“The annual profit in a correctly ventilated livestock house with 50,000 animals can be approx € 0.50 higher per layer as compared to a livestock house where the temperature is not kept within the optimal range”, says Niels Henrik Lundgaard, Product Manager, SKOV A/S.
SKOV tailors the ventilation solution, no matter if the production is a cage or a non-cage system.
“The ventilation has a significant impact, especially on non-cage production. Layers can move around in the livestock house and look for areas where the climate is optimal”, adds Niels Henrik.
This increases the heat production and puts pressure on the litter and nest areas, as well as on the water and feed system. Thus, it’s important that climate is uniform in the entire livestock house under all conditions!
“In hot areas, where tunnel ventilation is applied, BlueFan gable fans from SKOV ensure that you can build an extra-long livestock house for production of eggs in cage systems. This is due to the extraordinary pressure stability of the BlueFan. In regard to the investment, longer livestock houses would often be preferable”, says Niels Henrik.
SKOV's climate controller includes production modules tailored for layers with functions that enable systematic monitoring and effective control of the production.
“The information is collected together with the climate data in the controller and the farm management system FarmOnline® and provides a well-founded assessment of the productivity of the livestock house”, says Niels Henrik.
Egg producers, who own several farms, can access FarmOnline data across farms and get a complete overview of their farms and thus enable further development of the business.
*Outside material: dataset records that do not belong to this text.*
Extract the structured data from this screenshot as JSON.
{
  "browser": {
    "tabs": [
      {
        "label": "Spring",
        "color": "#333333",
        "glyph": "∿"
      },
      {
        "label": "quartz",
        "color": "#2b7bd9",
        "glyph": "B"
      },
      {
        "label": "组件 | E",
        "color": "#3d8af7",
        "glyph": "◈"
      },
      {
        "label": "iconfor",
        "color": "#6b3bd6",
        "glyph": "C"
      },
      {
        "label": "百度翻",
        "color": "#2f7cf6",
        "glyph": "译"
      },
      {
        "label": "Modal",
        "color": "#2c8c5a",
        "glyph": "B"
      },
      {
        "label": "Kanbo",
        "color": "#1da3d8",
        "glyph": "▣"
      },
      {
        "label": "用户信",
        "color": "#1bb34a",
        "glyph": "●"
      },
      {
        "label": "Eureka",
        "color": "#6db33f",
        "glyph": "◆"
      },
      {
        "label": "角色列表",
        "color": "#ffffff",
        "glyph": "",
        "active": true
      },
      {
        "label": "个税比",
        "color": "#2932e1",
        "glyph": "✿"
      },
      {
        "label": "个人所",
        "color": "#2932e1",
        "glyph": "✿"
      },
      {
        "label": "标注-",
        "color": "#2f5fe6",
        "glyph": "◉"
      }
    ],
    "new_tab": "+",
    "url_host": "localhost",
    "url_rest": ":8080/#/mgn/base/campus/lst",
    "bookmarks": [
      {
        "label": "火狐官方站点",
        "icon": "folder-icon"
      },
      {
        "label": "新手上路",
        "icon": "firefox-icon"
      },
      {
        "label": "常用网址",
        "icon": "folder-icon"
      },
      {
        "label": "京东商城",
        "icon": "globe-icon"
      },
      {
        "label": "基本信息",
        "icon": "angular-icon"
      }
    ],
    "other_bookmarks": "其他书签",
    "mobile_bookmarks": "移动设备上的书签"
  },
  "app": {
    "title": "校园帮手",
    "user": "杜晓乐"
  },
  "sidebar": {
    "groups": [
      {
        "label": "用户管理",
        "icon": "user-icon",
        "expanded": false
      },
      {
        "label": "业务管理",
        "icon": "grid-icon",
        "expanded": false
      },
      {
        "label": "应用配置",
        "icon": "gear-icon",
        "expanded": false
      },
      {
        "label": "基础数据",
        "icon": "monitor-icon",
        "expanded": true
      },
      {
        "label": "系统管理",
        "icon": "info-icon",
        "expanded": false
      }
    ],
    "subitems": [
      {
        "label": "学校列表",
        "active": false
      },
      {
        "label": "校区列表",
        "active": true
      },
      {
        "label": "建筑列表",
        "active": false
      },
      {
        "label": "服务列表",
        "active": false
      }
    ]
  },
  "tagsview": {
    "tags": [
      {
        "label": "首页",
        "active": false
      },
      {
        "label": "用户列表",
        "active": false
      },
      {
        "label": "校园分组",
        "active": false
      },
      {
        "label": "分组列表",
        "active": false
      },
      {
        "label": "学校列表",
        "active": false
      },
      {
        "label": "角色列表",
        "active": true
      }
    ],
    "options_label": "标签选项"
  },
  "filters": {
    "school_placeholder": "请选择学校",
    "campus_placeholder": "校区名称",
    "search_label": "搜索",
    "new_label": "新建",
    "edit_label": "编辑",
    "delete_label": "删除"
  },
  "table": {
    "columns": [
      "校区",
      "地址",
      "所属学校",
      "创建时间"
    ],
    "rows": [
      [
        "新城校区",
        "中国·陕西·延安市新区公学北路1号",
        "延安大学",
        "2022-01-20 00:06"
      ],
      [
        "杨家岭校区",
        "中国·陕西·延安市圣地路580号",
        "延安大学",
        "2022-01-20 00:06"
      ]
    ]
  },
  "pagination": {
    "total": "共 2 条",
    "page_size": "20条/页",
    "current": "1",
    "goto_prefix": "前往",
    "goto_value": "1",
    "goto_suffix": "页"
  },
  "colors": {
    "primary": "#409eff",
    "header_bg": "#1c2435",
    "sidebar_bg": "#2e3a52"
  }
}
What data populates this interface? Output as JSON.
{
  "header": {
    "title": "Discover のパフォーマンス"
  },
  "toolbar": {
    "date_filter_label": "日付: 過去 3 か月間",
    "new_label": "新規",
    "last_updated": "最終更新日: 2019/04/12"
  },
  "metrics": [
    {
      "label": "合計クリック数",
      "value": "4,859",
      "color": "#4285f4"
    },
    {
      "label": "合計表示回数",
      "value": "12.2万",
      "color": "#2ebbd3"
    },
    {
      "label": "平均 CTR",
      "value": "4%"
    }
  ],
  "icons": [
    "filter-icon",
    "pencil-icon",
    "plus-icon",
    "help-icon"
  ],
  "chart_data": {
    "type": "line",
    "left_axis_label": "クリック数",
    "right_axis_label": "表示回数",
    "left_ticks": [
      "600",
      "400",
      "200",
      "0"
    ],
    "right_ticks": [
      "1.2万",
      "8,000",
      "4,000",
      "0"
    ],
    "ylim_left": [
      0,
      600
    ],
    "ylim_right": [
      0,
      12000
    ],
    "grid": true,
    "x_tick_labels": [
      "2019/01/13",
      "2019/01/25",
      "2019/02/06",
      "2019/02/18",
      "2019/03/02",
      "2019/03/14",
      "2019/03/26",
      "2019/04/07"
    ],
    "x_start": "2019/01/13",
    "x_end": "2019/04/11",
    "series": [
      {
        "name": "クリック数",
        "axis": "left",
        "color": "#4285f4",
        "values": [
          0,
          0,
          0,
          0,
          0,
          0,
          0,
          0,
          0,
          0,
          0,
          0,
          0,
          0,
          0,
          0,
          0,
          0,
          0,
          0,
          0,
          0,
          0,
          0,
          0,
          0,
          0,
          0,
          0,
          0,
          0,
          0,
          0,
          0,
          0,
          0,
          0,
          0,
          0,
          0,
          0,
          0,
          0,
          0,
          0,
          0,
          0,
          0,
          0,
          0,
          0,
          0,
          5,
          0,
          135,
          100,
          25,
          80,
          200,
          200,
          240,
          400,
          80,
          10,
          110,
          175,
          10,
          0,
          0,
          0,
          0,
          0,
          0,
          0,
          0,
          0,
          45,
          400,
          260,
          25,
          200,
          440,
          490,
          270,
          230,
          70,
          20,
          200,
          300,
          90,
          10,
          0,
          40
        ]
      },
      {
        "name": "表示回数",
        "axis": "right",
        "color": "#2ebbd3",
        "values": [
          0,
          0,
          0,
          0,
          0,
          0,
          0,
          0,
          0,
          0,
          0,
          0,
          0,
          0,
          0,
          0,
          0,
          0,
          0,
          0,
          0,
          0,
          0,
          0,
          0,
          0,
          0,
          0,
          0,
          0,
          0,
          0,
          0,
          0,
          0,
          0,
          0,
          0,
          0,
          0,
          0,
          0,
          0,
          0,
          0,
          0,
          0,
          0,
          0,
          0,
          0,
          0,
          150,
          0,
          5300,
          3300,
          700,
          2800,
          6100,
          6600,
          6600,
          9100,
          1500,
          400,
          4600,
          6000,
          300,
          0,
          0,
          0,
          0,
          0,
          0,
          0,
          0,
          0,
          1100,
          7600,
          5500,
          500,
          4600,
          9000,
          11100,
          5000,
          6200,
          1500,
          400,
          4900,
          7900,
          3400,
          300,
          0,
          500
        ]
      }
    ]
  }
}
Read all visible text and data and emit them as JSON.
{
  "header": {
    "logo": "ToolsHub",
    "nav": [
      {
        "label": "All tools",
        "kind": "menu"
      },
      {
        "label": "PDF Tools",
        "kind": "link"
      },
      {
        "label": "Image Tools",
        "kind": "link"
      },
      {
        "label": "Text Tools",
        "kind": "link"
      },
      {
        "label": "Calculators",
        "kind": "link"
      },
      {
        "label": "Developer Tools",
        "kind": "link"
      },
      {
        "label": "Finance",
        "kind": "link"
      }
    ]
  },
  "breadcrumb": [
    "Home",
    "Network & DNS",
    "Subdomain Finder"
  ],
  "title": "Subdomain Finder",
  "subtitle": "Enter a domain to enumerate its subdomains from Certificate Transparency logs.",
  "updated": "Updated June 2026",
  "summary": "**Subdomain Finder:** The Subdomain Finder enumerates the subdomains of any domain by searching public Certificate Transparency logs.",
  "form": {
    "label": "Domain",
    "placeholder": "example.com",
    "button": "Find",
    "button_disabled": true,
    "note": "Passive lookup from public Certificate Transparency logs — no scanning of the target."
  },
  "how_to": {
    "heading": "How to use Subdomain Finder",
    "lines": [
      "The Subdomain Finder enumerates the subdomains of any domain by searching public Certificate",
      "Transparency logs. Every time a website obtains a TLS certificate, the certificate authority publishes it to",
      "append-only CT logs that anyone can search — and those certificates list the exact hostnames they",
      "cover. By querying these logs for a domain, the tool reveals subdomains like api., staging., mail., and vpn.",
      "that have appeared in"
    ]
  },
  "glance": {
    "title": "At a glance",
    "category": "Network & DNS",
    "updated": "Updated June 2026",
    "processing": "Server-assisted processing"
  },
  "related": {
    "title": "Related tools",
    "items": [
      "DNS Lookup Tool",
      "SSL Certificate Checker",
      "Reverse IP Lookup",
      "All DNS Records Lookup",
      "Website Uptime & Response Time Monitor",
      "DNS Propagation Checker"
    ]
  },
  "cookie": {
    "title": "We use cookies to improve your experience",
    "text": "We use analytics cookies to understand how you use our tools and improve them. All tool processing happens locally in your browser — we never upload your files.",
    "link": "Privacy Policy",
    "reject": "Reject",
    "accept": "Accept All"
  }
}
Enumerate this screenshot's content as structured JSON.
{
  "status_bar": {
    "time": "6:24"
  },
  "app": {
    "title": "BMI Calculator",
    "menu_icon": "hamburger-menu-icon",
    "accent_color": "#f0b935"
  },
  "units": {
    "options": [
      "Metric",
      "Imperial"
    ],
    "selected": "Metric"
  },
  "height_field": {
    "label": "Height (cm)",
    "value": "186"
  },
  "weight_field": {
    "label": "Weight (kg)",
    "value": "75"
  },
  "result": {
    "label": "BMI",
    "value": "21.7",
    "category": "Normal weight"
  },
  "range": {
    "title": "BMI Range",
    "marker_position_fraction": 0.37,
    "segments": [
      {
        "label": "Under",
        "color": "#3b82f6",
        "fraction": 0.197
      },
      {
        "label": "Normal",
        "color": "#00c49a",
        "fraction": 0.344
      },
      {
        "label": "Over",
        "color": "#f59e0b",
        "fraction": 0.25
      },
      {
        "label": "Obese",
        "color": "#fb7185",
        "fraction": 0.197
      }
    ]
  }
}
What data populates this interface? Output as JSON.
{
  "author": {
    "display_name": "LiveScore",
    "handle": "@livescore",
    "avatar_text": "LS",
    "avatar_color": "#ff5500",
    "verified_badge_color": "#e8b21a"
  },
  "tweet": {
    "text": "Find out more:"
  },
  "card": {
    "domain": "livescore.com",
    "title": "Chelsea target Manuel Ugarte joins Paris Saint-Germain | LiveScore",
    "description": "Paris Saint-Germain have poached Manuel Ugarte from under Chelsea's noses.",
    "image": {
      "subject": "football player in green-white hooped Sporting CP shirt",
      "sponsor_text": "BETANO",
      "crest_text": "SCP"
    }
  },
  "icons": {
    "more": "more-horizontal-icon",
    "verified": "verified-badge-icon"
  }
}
“The owner will be able to compare essential production data across the individual houses and farms and concentrate his efforts on the houses and farms where productivity improvements are required”, concludes Niels Henrik.